Items from a data source
------------------------

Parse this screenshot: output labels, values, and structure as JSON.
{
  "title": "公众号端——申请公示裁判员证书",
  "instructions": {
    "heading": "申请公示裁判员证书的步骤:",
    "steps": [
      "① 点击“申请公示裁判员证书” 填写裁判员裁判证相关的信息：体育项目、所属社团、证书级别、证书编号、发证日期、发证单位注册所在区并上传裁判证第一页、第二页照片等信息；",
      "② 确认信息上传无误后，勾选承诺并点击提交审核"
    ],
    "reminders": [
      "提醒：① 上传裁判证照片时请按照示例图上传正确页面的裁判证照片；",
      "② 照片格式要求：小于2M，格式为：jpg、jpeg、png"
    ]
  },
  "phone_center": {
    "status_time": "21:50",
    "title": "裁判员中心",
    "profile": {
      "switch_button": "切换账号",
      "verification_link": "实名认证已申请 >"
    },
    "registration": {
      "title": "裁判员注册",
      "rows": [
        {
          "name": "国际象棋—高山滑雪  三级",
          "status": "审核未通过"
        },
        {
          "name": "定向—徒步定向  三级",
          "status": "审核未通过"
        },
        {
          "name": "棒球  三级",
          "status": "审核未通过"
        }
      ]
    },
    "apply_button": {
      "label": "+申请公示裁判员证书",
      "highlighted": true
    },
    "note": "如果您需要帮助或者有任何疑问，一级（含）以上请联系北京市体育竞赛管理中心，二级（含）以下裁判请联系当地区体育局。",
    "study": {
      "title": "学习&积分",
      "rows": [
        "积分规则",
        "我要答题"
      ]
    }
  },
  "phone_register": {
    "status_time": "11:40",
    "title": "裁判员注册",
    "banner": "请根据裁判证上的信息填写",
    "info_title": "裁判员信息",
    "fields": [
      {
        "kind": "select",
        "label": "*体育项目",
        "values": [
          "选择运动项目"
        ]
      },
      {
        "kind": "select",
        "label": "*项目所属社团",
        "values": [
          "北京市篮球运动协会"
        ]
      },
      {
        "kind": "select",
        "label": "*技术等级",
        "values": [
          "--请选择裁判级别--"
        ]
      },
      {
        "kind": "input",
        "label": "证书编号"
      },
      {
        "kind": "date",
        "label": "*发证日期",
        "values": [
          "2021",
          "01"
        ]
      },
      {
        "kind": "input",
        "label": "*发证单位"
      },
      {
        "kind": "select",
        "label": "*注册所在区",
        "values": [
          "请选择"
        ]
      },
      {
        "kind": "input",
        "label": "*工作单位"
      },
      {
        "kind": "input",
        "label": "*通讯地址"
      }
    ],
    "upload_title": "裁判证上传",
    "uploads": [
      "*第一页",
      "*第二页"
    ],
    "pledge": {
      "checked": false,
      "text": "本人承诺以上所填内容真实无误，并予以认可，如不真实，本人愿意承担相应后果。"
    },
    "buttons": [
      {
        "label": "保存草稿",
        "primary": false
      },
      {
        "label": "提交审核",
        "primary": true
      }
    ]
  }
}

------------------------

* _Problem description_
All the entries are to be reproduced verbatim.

* _Answer for the task_
Parse this screenshot: output labels, values, and structure as JSON.
{
  "title": "公众号端——申请公示裁判员证书",
  "instructions": {
    "heading": "申请公示裁判员证书的步骤:",
    "steps": [
      "① 点击“申请公示裁判员证书” 填写裁判员裁判证相关的信息：体育项目、所属社团、证书级别、证书编号、发证日期、发证单位注册所在区并上传裁判证第一页、第二页照片等信息；",
      "② 确认信息上传无误后，勾选承诺并点击提交审核"
    ],
    "reminders": [
      "提醒：① 上传裁判证照片时请按照示例图上传正确页面的裁判证照片；",
      "② 照片格式要求：小于2M，格式为：jpg、jpeg、png"
    ]
  },
  "phone_center": {
    "status_time": "21:50",
    "title": "裁判员中心",
    "profile": {
      "switch_button": "切换账号",
      "verification_link": "实名认证已申请 >"
    },
    "registration": {
      "title": "裁判员注册",
      "rows": [
        {
          "name": "国际象棋—高山滑雪  三级",
          "status": "审核未通过"
        },
        {
          "name": "定向—徒步定向  三级",
          "status": "审核未通过"
        },
        {
          "name": "棒球  三级",
          "status": "审核未通过"
        }
      ]
    },
    "apply_button": {
      "label": "+申请公示裁判员证书",
      "highlighted": true
    },
    "note": "如果您需要帮助或者有任何疑问，一级（含）以上请联系北京市体育竞赛管理中心，二级（含）以下裁判请联系当地区体育局。",
    "study": {
      "title": "学习&积分",
      "rows": [
        "积分规则",
        "我要答题"
      ]
    }
  },
  "phone_register": {
    "status_time": "11:40",
    "title": "裁判员注册",
    "banner": "请根据裁判证上的信息填写",
    "info_title": "裁判员信息",
    "fields": [
      {
        "kind": "select",
        "label": "*体育项目",
        "values": [
          "选择运动项目"
        ]
      },
      {
        "kind": "select",
        "label": "*项目所属社团",
        "values": [
          "北京市篮球运动协会"
        ]
      },
      {
        "kind": "select",
        "label": "*技术等级",
        "values": [
          "--请选择裁判级别--"
        ]
      },
      {
        "kind": "input",
        "label": "证书编号"
      },
      {
        "kind": "date",
        "label": "*发证日期",
        "values": [
          "2021",
          "01"
        ]
      },
      {
        "kind": "input",
        "label": "*发证单位"
      },
      {
        "kind": "select",
        "label": "*注册所在区",
        "values": [
          "请选择"
        ]
      },
      {
        "kind": "input",
        "label": "*工作单位"
      },
      {
        "kind": "input",
        "label": "*通讯地址"
      }
    ],
    "upload_title": "裁判证上传",
    "uploads": [
      "*第一页",
      "*第二页"
    ],
    "pledge": {
      "checked": false,
      "text": "本人承诺以上所填内容真实无误，并予以认可，如不真实，本人愿意承担相应后果。"
    },
    "buttons": [
      {
        "label": "保存草稿",
        "primary": false
      },
      {
        "label": "提交审核",
        "primary": true
      }
    ]
  }
}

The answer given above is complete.